[TASK ITEM]: Pictures are to be dropped. Everything else in the listing gets copied exactly.

◇ ◇ ◇ ◇ ◇ ◇ ◇

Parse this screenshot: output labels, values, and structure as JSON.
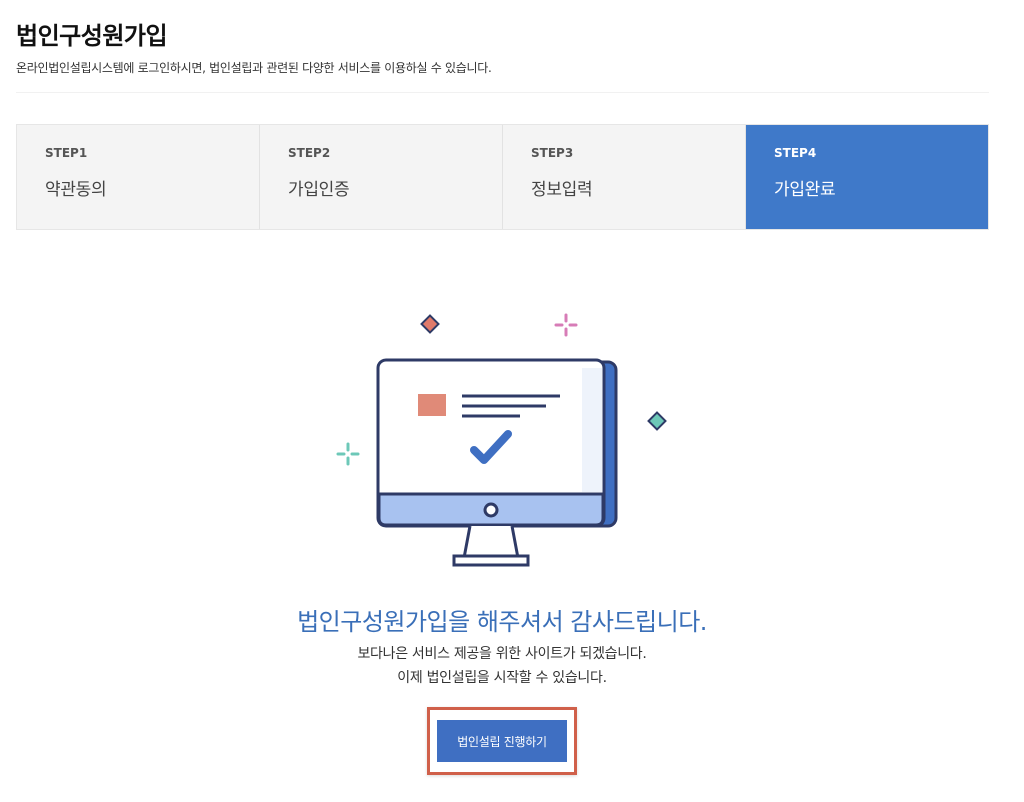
{
  "header": {
    "title": "법인구성원가입",
    "subtitle": "온라인법인설립시스템에 로그인하시면, 법인설립과 관련된 다양한 서비스를 이용하실 수 있습니다."
  },
  "steps": [
    {
      "num": "STEP1",
      "label": "약관동의",
      "active": false
    },
    {
      "num": "STEP2",
      "label": "가입인증",
      "active": false
    },
    {
      "num": "STEP3",
      "label": "정보입력",
      "active": false
    },
    {
      "num": "STEP4",
      "label": "가입완료",
      "active": true
    }
  ],
  "completion": {
    "illustration_icon": "monitor-checkmark-icon",
    "title": "법인구성원가입을 해주셔서 감사드립니다.",
    "line1": "보다나은 서비스 제공을 위한 사이트가 되겠습니다.",
    "line2": "이제 법인설립을 시작할 수 있습니다.",
    "button_label": "법인설립 진행하기"
  },
  "colors": {
    "accent": "#3f79c9",
    "button": "#3f6fc2",
    "highlight_border": "#d0604a",
    "title_text": "#3a6fb8"
  }
}
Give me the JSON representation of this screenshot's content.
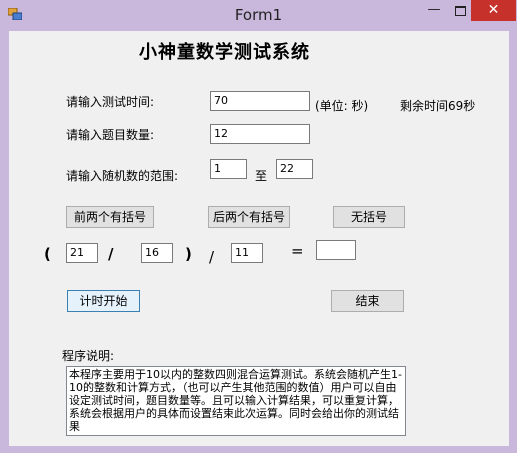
{
  "window": {
    "title": "Form1",
    "minimize": "—",
    "close": "✕"
  },
  "heading": "小神童数学测试系统",
  "time": {
    "label": "请输入测试时间:",
    "value": "70",
    "unit": "(单位: 秒)",
    "remaining": "剩余时间69秒"
  },
  "count": {
    "label": "请输入题目数量:",
    "value": "12"
  },
  "range": {
    "label": "请输入随机数的范围:",
    "min": "1",
    "to": "至",
    "max": "22"
  },
  "buttons": {
    "front_paren": "前两个有括号",
    "back_paren": "后两个有括号",
    "no_paren": "无括号",
    "start": "计时开始",
    "end": "结束"
  },
  "expression": {
    "open": "(",
    "a": "21",
    "op1": "/",
    "b": "16",
    "close": ")",
    "op2": "/",
    "c": "11",
    "eq": "=",
    "answer": ""
  },
  "description": {
    "label": "程序说明:",
    "text": "本程序主要用于10以内的整数四则混合运算测试。系统会随机产生1-10的整数和计算方式，（也可以产生其他范围的数值）用户可以自由设定测试时间，题目数量等。且可以输入计算结果，可以重复计算，系统会根据用户的具体而设置结束此次运算。同时会给出你的测试结果"
  }
}
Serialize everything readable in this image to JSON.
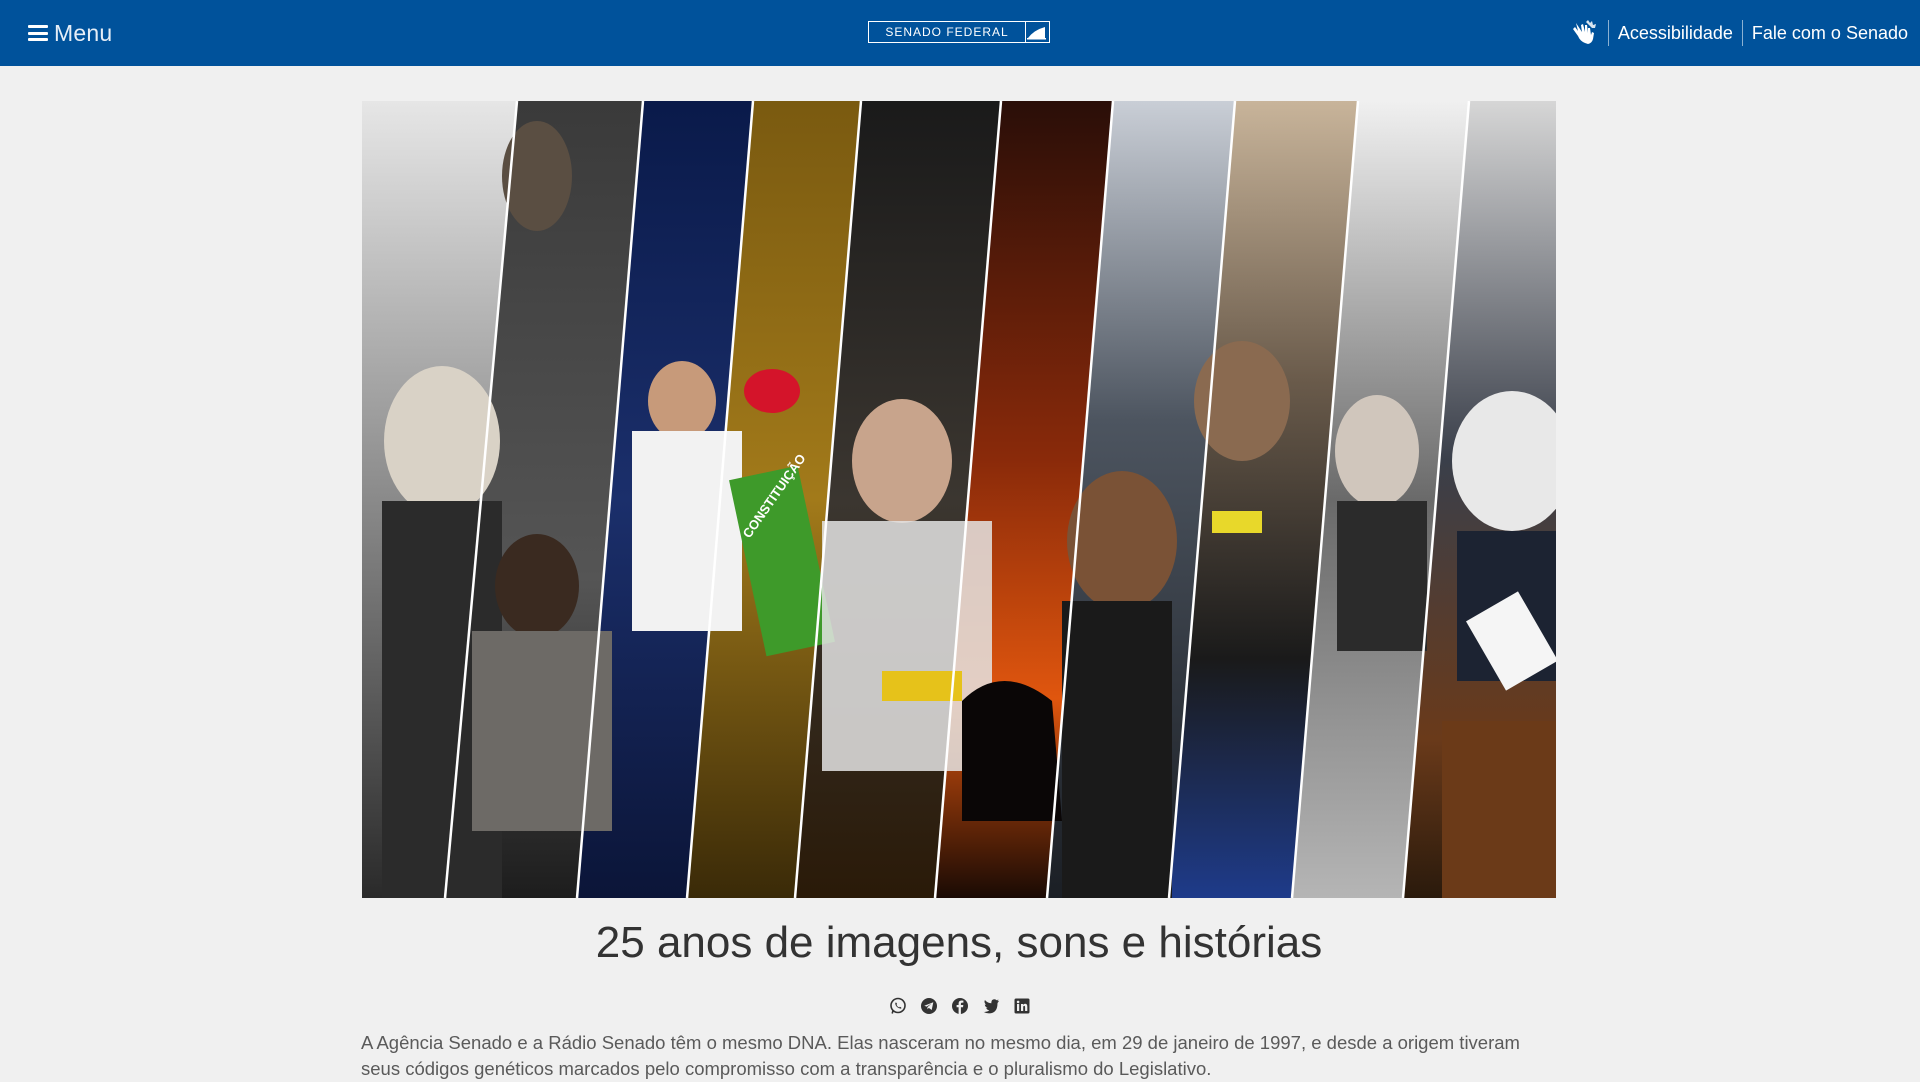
{
  "header": {
    "menu_label": "Menu",
    "logo_text": "SENADO FEDERAL",
    "accessibility_label": "Acessibilidade",
    "contact_label": "Fale com o Senado",
    "colors": {
      "bar": "#00529b",
      "text": "#ffffff"
    }
  },
  "hero": {
    "icon": "photo-collage",
    "badge_text": "CONSTITUIÇÃO"
  },
  "article": {
    "headline": "25 anos de imagens, sons e histórias",
    "share_icons": [
      "whatsapp-icon",
      "telegram-icon",
      "facebook-icon",
      "twitter-icon",
      "linkedin-icon"
    ],
    "lead": "A Agência Senado e a Rádio Senado têm o mesmo DNA. Elas nasceram no mesmo dia, em 29 de janeiro de 1997, e desde a origem tiveram seus códigos genéticos marcados pelo compromisso com a transparência e o pluralismo do Legislativo."
  }
}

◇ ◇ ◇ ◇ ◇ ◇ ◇

[SOLVED PROBLEM]:
Parse this screenshot: output labels, values, and structure as JSON.
{
  "header": {
    "title": "법인구성원가입",
    "subtitle": "온라인법인설립시스템에 로그인하시면, 법인설립과 관련된 다양한 서비스를 이용하실 수 있습니다."
  },
  "steps": [
    {
      "num": "STEP1",
      "label": "약관동의",
      "active": false
    },
    {
      "num": "STEP2",
      "label": "가입인증",
      "active": false
    },
    {
      "num": "STEP3",
      "label": "정보입력",
      "active": false
    },
    {
      "num": "STEP4",
      "label": "가입완료",
      "active": true
    }
  ],
  "completion": {
    "illustration_icon": "monitor-checkmark-icon",
    "title": "법인구성원가입을 해주셔서 감사드립니다.",
    "line1": "보다나은 서비스 제공을 위한 사이트가 되겠습니다.",
    "line2": "이제 법인설립을 시작할 수 있습니다.",
    "button_label": "법인설립 진행하기"
  },
  "colors": {
    "accent": "#3f79c9",
    "button": "#3f6fc2",
    "highlight_border": "#d0604a",
    "title_text": "#3a6fb8"
  }
}
Give me the JSON representation of this screenshot's content.
{
  "window": {
    "title": "Form1",
    "minimize": "—",
    "close": "✕"
  },
  "heading": "小神童数学测试系统",
  "time": {
    "label": "请输入测试时间:",
    "value": "70",
    "unit": "(单位: 秒)",
    "remaining": "剩余时间69秒"
  },
  "count": {
    "label": "请输入题目数量:",
    "value": "12"
  },
  "range": {
    "label": "请输入随机数的范围:",
    "min": "1",
    "to": "至",
    "max": "22"
  },
  "buttons": {
    "front_paren": "前两个有括号",
    "back_paren": "后两个有括号",
    "no_paren": "无括号",
    "start": "计时开始",
    "end": "结束"
  },
  "expression": {
    "open": "(",
    "a": "21",
    "op1": "/",
    "b": "16",
    "close": ")",
    "op2": "/",
    "c": "11",
    "eq": "=",
    "answer": ""
  },
  "description": {
    "label": "程序说明:",
    "text": "本程序主要用于10以内的整数四则混合运算测试。系统会随机产生1-10的整数和计算方式，（也可以产生其他范围的数值）用户可以自由设定测试时间，题目数量等。且可以输入计算结果，可以重复计算，系统会根据用户的具体而设置结束此次运算。同时会给出你的测试结果"
  }
}
Serialize everything readable in this image to JSON.
{
  "header": {
    "menu_label": "Menu",
    "logo_text": "SENADO FEDERAL",
    "accessibility_label": "Acessibilidade",
    "contact_label": "Fale com o Senado",
    "colors": {
      "bar": "#00529b",
      "text": "#ffffff"
    }
  },
  "hero": {
    "icon": "photo-collage",
    "badge_text": "CONSTITUIÇÃO"
  },
  "article": {
    "headline": "25 anos de imagens, sons e histórias",
    "share_icons": [
      "whatsapp-icon",
      "telegram-icon",
      "facebook-icon",
      "twitter-icon",
      "linkedin-icon"
    ],
    "lead": "A Agência Senado e a Rádio Senado têm o mesmo DNA. Elas nasceram no mesmo dia, em 29 de janeiro de 1997, e desde a origem tiveram seus códigos genéticos marcados pelo compromisso com a transparência e o pluralismo do Legislativo."
  }
}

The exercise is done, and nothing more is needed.